Issan, Thailand was an incredibly beautiful and hospitable area. I always felt completely safe too, despite being in a remote area where there are no tourists. I was surprised that most of the region has cut down native rainforest trees and replaced them with rubber trees. The native landscape has changed, and as a result, a lot of the native animal species have disappeared. It is sad, but perhaps as awareness increases, native fauna and species can be reintroduced.

Do you have any packing tips for individuals headed to Thailand?

Because Thailand is predominantly Buddhist, when you are in the classroom, guys need to wear pants and near elbow length shirts. Women need to wear clothes that cover most of their legs and the shoulders. Other than that, normal shorts, t-shirts, and flip flops could be worn outside of class.

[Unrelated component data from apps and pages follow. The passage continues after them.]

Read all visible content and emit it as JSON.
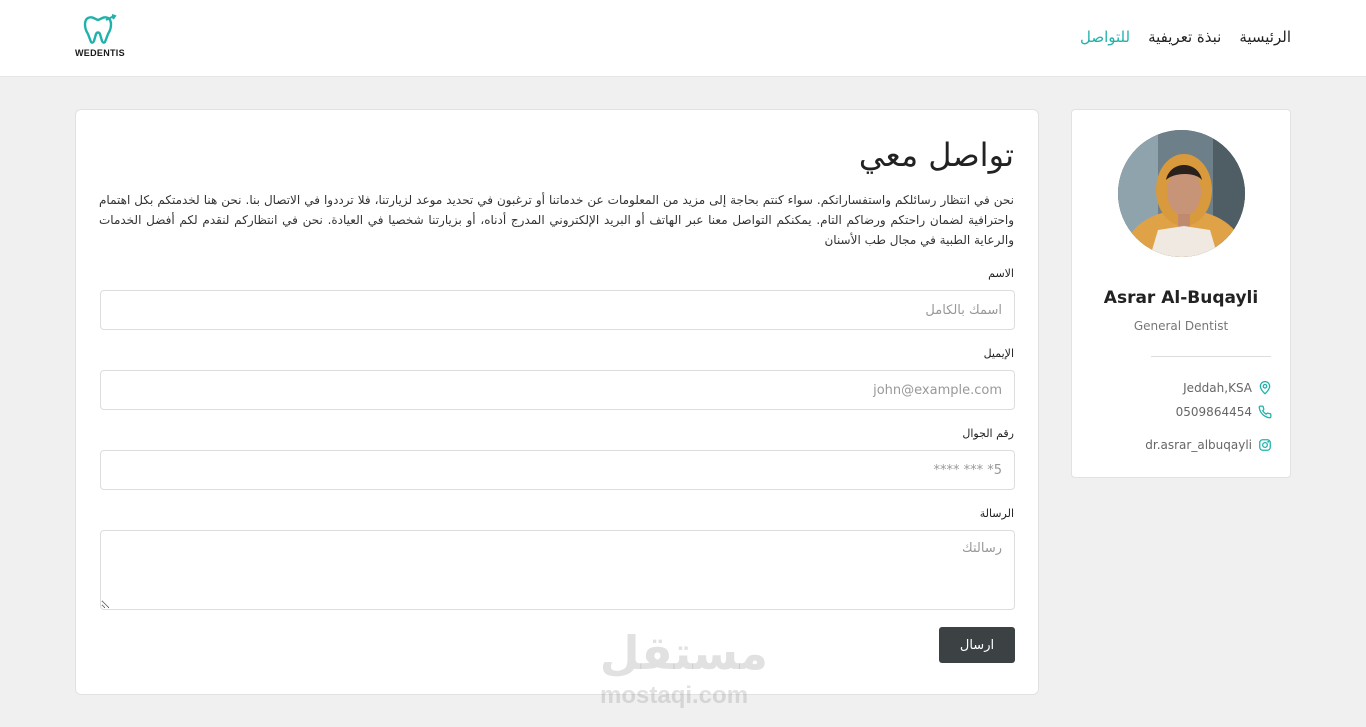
{
  "brand": {
    "name": "WEDENTIS",
    "accent": "#20b2aa"
  },
  "nav": {
    "items": [
      {
        "label": "الرئيسية"
      },
      {
        "label": "نبذة تعريفية"
      },
      {
        "label": "للتواصل"
      }
    ],
    "active_index": 2
  },
  "profile": {
    "name": "Asrar Al-Buqayli",
    "role": "General Dentist",
    "location": "Jeddah,KSA",
    "phone": "0509864454",
    "instagram": "dr.asrar_albuqayli"
  },
  "form": {
    "title": "تواصل معي",
    "intro": "نحن في انتظار رسائلكم واستفساراتكم. سواء كنتم بحاجة إلى مزيد من المعلومات عن خدماتنا أو ترغبون في تحديد موعد لزيارتنا، فلا ترددوا في الاتصال بنا. نحن هنا لخدمتكم بكل اهتمام واحترافية لضمان راحتكم ورضاكم التام. يمكنكم التواصل معنا عبر الهاتف أو البريد الإلكتروني المدرج أدناه، أو بزيارتنا شخصيا في العيادة. نحن في انتظاركم لنقدم لكم أفضل الخدمات والرعاية الطبية في مجال طب الأسنان",
    "name_label": "الاسم",
    "name_placeholder": "اسمك بالكامل",
    "email_label": "الإيميل",
    "email_placeholder": "john@example.com",
    "phone_label": "رقم الجوال",
    "phone_placeholder": "5* *** ****",
    "message_label": "الرسالة",
    "message_placeholder": "رسالتك",
    "submit_label": "ارسال"
  },
  "watermark": {
    "arabic": "مستقل",
    "latin": "mostaqi.com"
  }
}
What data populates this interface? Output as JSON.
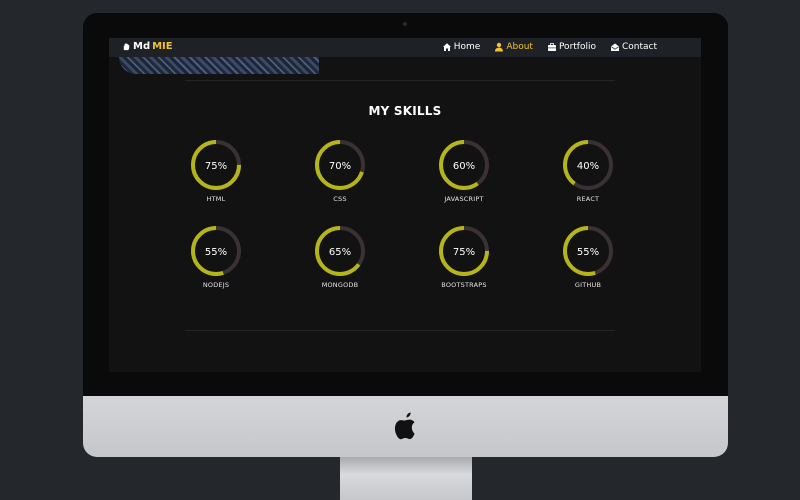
{
  "nav": {
    "brand_prefix": "Md",
    "brand_accent": "MIE",
    "links": [
      {
        "label": "Home",
        "icon": "home-icon",
        "active": false
      },
      {
        "label": "About",
        "icon": "user-icon",
        "active": true
      },
      {
        "label": "Portfolio",
        "icon": "briefcase-icon",
        "active": false
      },
      {
        "label": "Contact",
        "icon": "envelope-icon",
        "active": false
      }
    ]
  },
  "skills_section": {
    "title": "MY SKILLS",
    "skills": [
      {
        "name": "HTML",
        "percent": 75,
        "label": "75%"
      },
      {
        "name": "CSS",
        "percent": 70,
        "label": "70%"
      },
      {
        "name": "JAVASCRIPT",
        "percent": 60,
        "label": "60%"
      },
      {
        "name": "REACT",
        "percent": 40,
        "label": "40%"
      },
      {
        "name": "NODEJS",
        "percent": 55,
        "label": "55%"
      },
      {
        "name": "MONGODB",
        "percent": 65,
        "label": "65%"
      },
      {
        "name": "BOOTSTRAPS",
        "percent": 75,
        "label": "75%"
      },
      {
        "name": "GITHUB",
        "percent": 55,
        "label": "55%"
      }
    ]
  },
  "colors": {
    "accent": "#f2c12e",
    "ring": "#b5b519",
    "ring_track": "#3a3232",
    "background": "#121212"
  }
}
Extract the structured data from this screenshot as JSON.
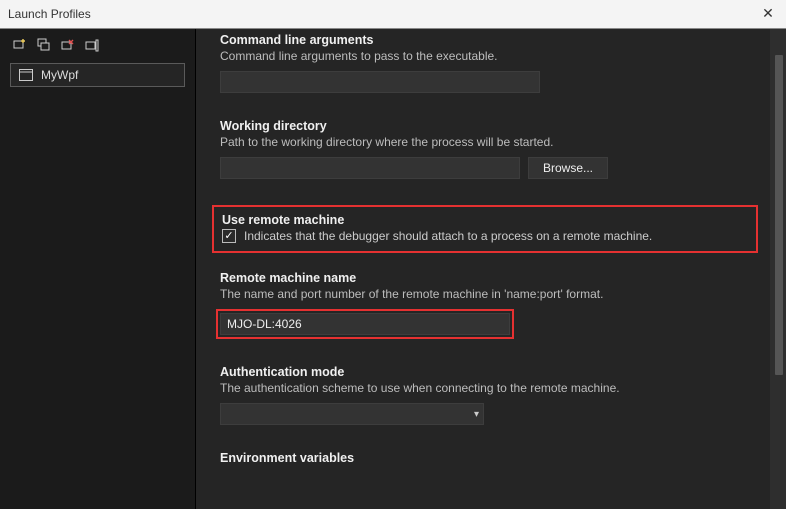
{
  "window": {
    "title": "Launch Profiles"
  },
  "sidebar": {
    "profile_label": "MyWpf"
  },
  "sections": {
    "cli": {
      "title": "Command line arguments",
      "desc": "Command line arguments to pass to the executable.",
      "value": ""
    },
    "wd": {
      "title": "Working directory",
      "desc": "Path to the working directory where the process will be started.",
      "value": "",
      "browse_label": "Browse..."
    },
    "remote_chk": {
      "title": "Use remote machine",
      "label": "Indicates that the debugger should attach to a process on a remote machine."
    },
    "remote_name": {
      "title": "Remote machine name",
      "desc": "The name and port number of the remote machine in 'name:port' format.",
      "value": "MJO-DL:4026"
    },
    "auth": {
      "title": "Authentication mode",
      "desc": "The authentication scheme to use when connecting to the remote machine.",
      "selected": ""
    },
    "env": {
      "title": "Environment variables"
    }
  }
}
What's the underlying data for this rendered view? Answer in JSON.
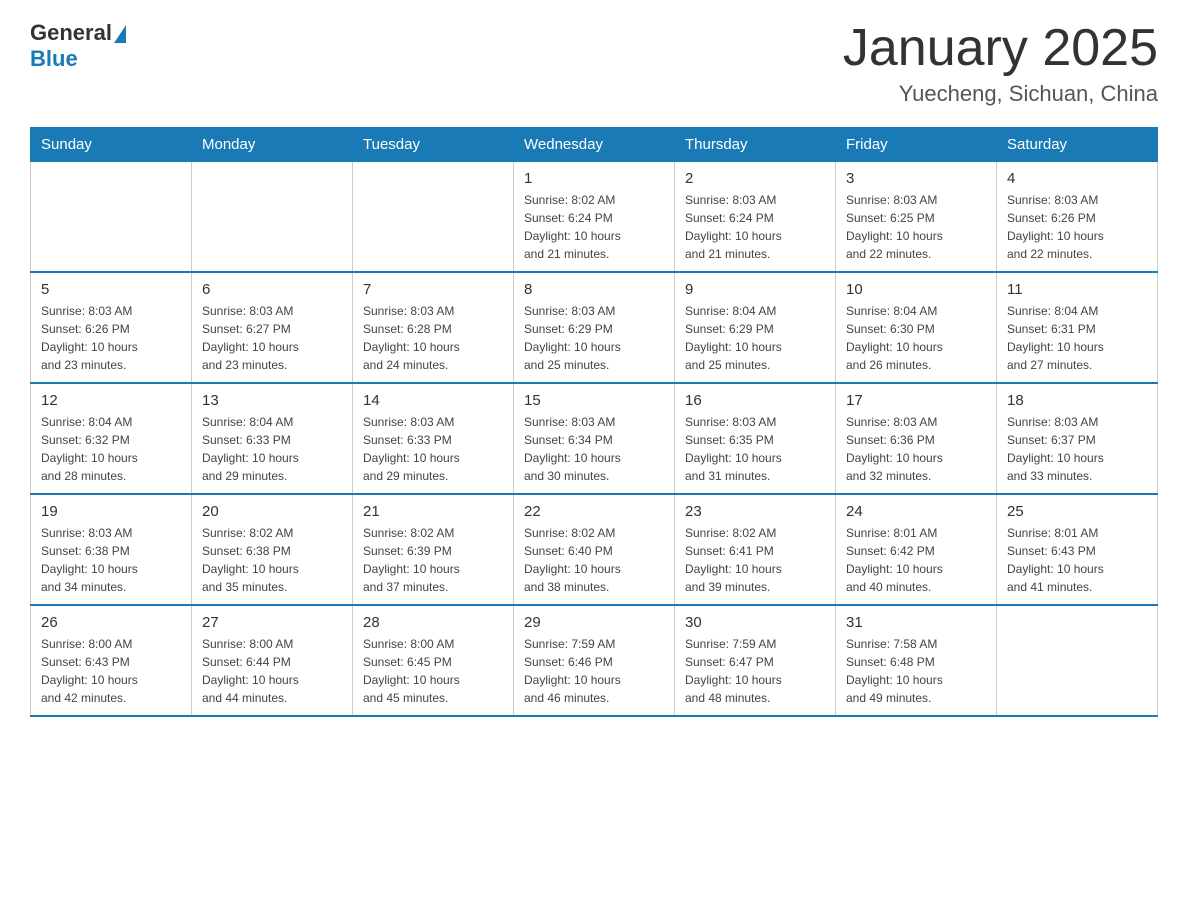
{
  "header": {
    "logo_general": "General",
    "logo_blue": "Blue",
    "title": "January 2025",
    "subtitle": "Yuecheng, Sichuan, China"
  },
  "weekdays": [
    "Sunday",
    "Monday",
    "Tuesday",
    "Wednesday",
    "Thursday",
    "Friday",
    "Saturday"
  ],
  "weeks": [
    [
      {
        "day": "",
        "info": ""
      },
      {
        "day": "",
        "info": ""
      },
      {
        "day": "",
        "info": ""
      },
      {
        "day": "1",
        "info": "Sunrise: 8:02 AM\nSunset: 6:24 PM\nDaylight: 10 hours\nand 21 minutes."
      },
      {
        "day": "2",
        "info": "Sunrise: 8:03 AM\nSunset: 6:24 PM\nDaylight: 10 hours\nand 21 minutes."
      },
      {
        "day": "3",
        "info": "Sunrise: 8:03 AM\nSunset: 6:25 PM\nDaylight: 10 hours\nand 22 minutes."
      },
      {
        "day": "4",
        "info": "Sunrise: 8:03 AM\nSunset: 6:26 PM\nDaylight: 10 hours\nand 22 minutes."
      }
    ],
    [
      {
        "day": "5",
        "info": "Sunrise: 8:03 AM\nSunset: 6:26 PM\nDaylight: 10 hours\nand 23 minutes."
      },
      {
        "day": "6",
        "info": "Sunrise: 8:03 AM\nSunset: 6:27 PM\nDaylight: 10 hours\nand 23 minutes."
      },
      {
        "day": "7",
        "info": "Sunrise: 8:03 AM\nSunset: 6:28 PM\nDaylight: 10 hours\nand 24 minutes."
      },
      {
        "day": "8",
        "info": "Sunrise: 8:03 AM\nSunset: 6:29 PM\nDaylight: 10 hours\nand 25 minutes."
      },
      {
        "day": "9",
        "info": "Sunrise: 8:04 AM\nSunset: 6:29 PM\nDaylight: 10 hours\nand 25 minutes."
      },
      {
        "day": "10",
        "info": "Sunrise: 8:04 AM\nSunset: 6:30 PM\nDaylight: 10 hours\nand 26 minutes."
      },
      {
        "day": "11",
        "info": "Sunrise: 8:04 AM\nSunset: 6:31 PM\nDaylight: 10 hours\nand 27 minutes."
      }
    ],
    [
      {
        "day": "12",
        "info": "Sunrise: 8:04 AM\nSunset: 6:32 PM\nDaylight: 10 hours\nand 28 minutes."
      },
      {
        "day": "13",
        "info": "Sunrise: 8:04 AM\nSunset: 6:33 PM\nDaylight: 10 hours\nand 29 minutes."
      },
      {
        "day": "14",
        "info": "Sunrise: 8:03 AM\nSunset: 6:33 PM\nDaylight: 10 hours\nand 29 minutes."
      },
      {
        "day": "15",
        "info": "Sunrise: 8:03 AM\nSunset: 6:34 PM\nDaylight: 10 hours\nand 30 minutes."
      },
      {
        "day": "16",
        "info": "Sunrise: 8:03 AM\nSunset: 6:35 PM\nDaylight: 10 hours\nand 31 minutes."
      },
      {
        "day": "17",
        "info": "Sunrise: 8:03 AM\nSunset: 6:36 PM\nDaylight: 10 hours\nand 32 minutes."
      },
      {
        "day": "18",
        "info": "Sunrise: 8:03 AM\nSunset: 6:37 PM\nDaylight: 10 hours\nand 33 minutes."
      }
    ],
    [
      {
        "day": "19",
        "info": "Sunrise: 8:03 AM\nSunset: 6:38 PM\nDaylight: 10 hours\nand 34 minutes."
      },
      {
        "day": "20",
        "info": "Sunrise: 8:02 AM\nSunset: 6:38 PM\nDaylight: 10 hours\nand 35 minutes."
      },
      {
        "day": "21",
        "info": "Sunrise: 8:02 AM\nSunset: 6:39 PM\nDaylight: 10 hours\nand 37 minutes."
      },
      {
        "day": "22",
        "info": "Sunrise: 8:02 AM\nSunset: 6:40 PM\nDaylight: 10 hours\nand 38 minutes."
      },
      {
        "day": "23",
        "info": "Sunrise: 8:02 AM\nSunset: 6:41 PM\nDaylight: 10 hours\nand 39 minutes."
      },
      {
        "day": "24",
        "info": "Sunrise: 8:01 AM\nSunset: 6:42 PM\nDaylight: 10 hours\nand 40 minutes."
      },
      {
        "day": "25",
        "info": "Sunrise: 8:01 AM\nSunset: 6:43 PM\nDaylight: 10 hours\nand 41 minutes."
      }
    ],
    [
      {
        "day": "26",
        "info": "Sunrise: 8:00 AM\nSunset: 6:43 PM\nDaylight: 10 hours\nand 42 minutes."
      },
      {
        "day": "27",
        "info": "Sunrise: 8:00 AM\nSunset: 6:44 PM\nDaylight: 10 hours\nand 44 minutes."
      },
      {
        "day": "28",
        "info": "Sunrise: 8:00 AM\nSunset: 6:45 PM\nDaylight: 10 hours\nand 45 minutes."
      },
      {
        "day": "29",
        "info": "Sunrise: 7:59 AM\nSunset: 6:46 PM\nDaylight: 10 hours\nand 46 minutes."
      },
      {
        "day": "30",
        "info": "Sunrise: 7:59 AM\nSunset: 6:47 PM\nDaylight: 10 hours\nand 48 minutes."
      },
      {
        "day": "31",
        "info": "Sunrise: 7:58 AM\nSunset: 6:48 PM\nDaylight: 10 hours\nand 49 minutes."
      },
      {
        "day": "",
        "info": ""
      }
    ]
  ]
}
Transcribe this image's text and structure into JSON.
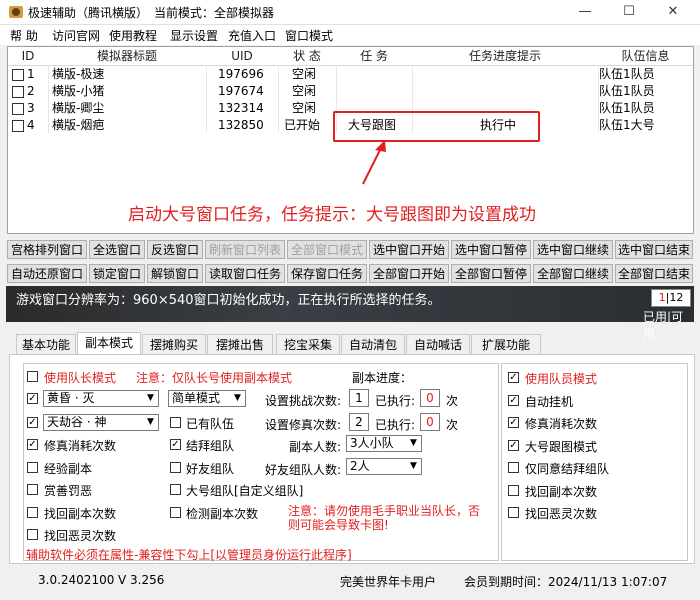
{
  "window": {
    "title": "极速辅助（腾讯横版）",
    "mode_label": "当前模式：全部模拟器",
    "controls": [
      "—",
      "☐",
      "✕"
    ]
  },
  "menu": [
    "帮 助",
    "访问官网",
    "使用教程",
    "显示设置",
    "充值入口",
    "窗口模式"
  ],
  "list": {
    "headers": [
      "ID",
      "模拟器标题",
      "UID",
      "状 态",
      "任 务",
      "任务进度提示",
      "队伍信息"
    ],
    "rows": [
      {
        "id": "1",
        "title": "横版-极速",
        "uid": "197696",
        "status": "空闲",
        "task": "",
        "progress": "",
        "team": "队伍1队员"
      },
      {
        "id": "2",
        "title": "横版-小猪",
        "uid": "197674",
        "status": "空闲",
        "task": "",
        "progress": "",
        "team": "队伍1队员"
      },
      {
        "id": "3",
        "title": "横版-卿尘",
        "uid": "132314",
        "status": "空闲",
        "task": "",
        "progress": "",
        "team": "队伍1队员"
      },
      {
        "id": "4",
        "title": "横版-烟疤",
        "uid": "132850",
        "status": "已开始",
        "task": "大号跟图",
        "progress": "执行中",
        "team": "队伍1大号"
      }
    ]
  },
  "annotation": "启动大号窗口任务，任务提示：大号跟图即为设置成功",
  "buttons_row1": [
    "宫格排列窗口",
    "全选窗口",
    "反选窗口",
    "刷新窗口列表",
    "全部窗口模式",
    "选中窗口开始",
    "选中窗口暂停",
    "选中窗口继续",
    "选中窗口结束"
  ],
  "buttons_row2": [
    "自动还原窗口",
    "锁定窗口",
    "解锁窗口",
    "读取窗口任务",
    "保存窗口任务",
    "全部窗口开始",
    "全部窗口暂停",
    "全部窗口继续",
    "全部窗口结束"
  ],
  "status": {
    "message": "游戏窗口分辨率为：960×540窗口初始化成功，正在执行所选择的任务。",
    "page_current": "1",
    "page_total": "12",
    "used_label": "已用",
    "avail_label": "可用"
  },
  "tabs": [
    "基本功能",
    "副本模式",
    "摆摊购买",
    "摆摊出售",
    "挖宝采集",
    "自动清包",
    "自动喊话",
    "扩展功能"
  ],
  "dungeon": {
    "use_leader": "使用队长模式",
    "leader_note": "注意：仅队长号使用副本模式",
    "progress_label": "副本进度：",
    "dungeon1": "黄昏 · 灭",
    "dungeon2": "天劫谷 · 神",
    "difficulty": "简单模式",
    "has_team": "已有队伍",
    "challenge_label": "设置挑战次数:",
    "challenge_val": "1",
    "repair_label": "设置修真次数:",
    "repair_val": "2",
    "executed_label": "已执行:",
    "executed1": "0",
    "executed2": "0",
    "times": "次",
    "repair_count": "修真消耗次数",
    "form_team": "结拜组队",
    "people_label": "副本人数:",
    "people_val": "3人小队",
    "exp_dungeon": "经验副本",
    "friend_team": "好友组队",
    "friend_people_label": "好友组队人数:",
    "friend_people_val": "2人",
    "reward": "赏善罚恶",
    "big_team": "大号组队[自定义组队]",
    "recover_dungeon": "找回副本次数",
    "check_dungeon": "检测副本次数",
    "recover_spirit": "找回恶灵次数",
    "warn": "注意：请勿使用毛手职业当队长，否则可能会导致卡图!",
    "admin_note": "辅助软件必须在属性-兼容性下勾上[以管理员身份运行此程序]",
    "right": [
      {
        "label": "使用队员模式",
        "red": true,
        "checked": true
      },
      {
        "label": "自动挂机",
        "red": false,
        "checked": true
      },
      {
        "label": "修真消耗次数",
        "red": false,
        "checked": true
      },
      {
        "label": "大号跟图模式",
        "red": false,
        "checked": true
      },
      {
        "label": "仅同意结拜组队",
        "red": false,
        "checked": false
      },
      {
        "label": "找回副本次数",
        "red": false,
        "checked": false
      },
      {
        "label": "找回恶灵次数",
        "red": false,
        "checked": false
      }
    ]
  },
  "footer": {
    "version1": "3.0.2402100",
    "version2": "V 3.256",
    "user": "完美世界年卡用户",
    "expiry": "会员到期时间：2024/11/13 1:07:07"
  }
}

How difficult was it to communicate with locals?

It is amazing how far simple hand gestures can get you! It is important though to learn at least a few words and key phrases in Thai. I did find that many Thai's actually want to try and speak English with you.

What is one thing you wish you would have known before volunteering abroad in Thailand?

Thailand is hot in April!! It is also the burning season, and many farmers still burn their fields to get ready for the next harvest. Mixed with high temperatures and humidity, the smoke can be stifling. But again, the students are suffering too, so as a volunteer, I still needed to set a positive tone in the classroom.

Would you recommend Mundo Exchange to others? Why?

Definitely. You can actually see, firsthand, the accomplishments and inspiration you make with your students and the community you live in. Mundo Exchange has a great structure and supportive staff to make sure that your volunteer investment is worthwhile and highly productive for not just the students and community, but for you as a volunteer.

If you could volunteer abroad again, where would you go?

Back to Thailand. It is amazing, and the people I met and taught were simply the nicest people I've met abroad. Mundo Exchange also works in Guatemala, so this too may be of interest to me at a later date.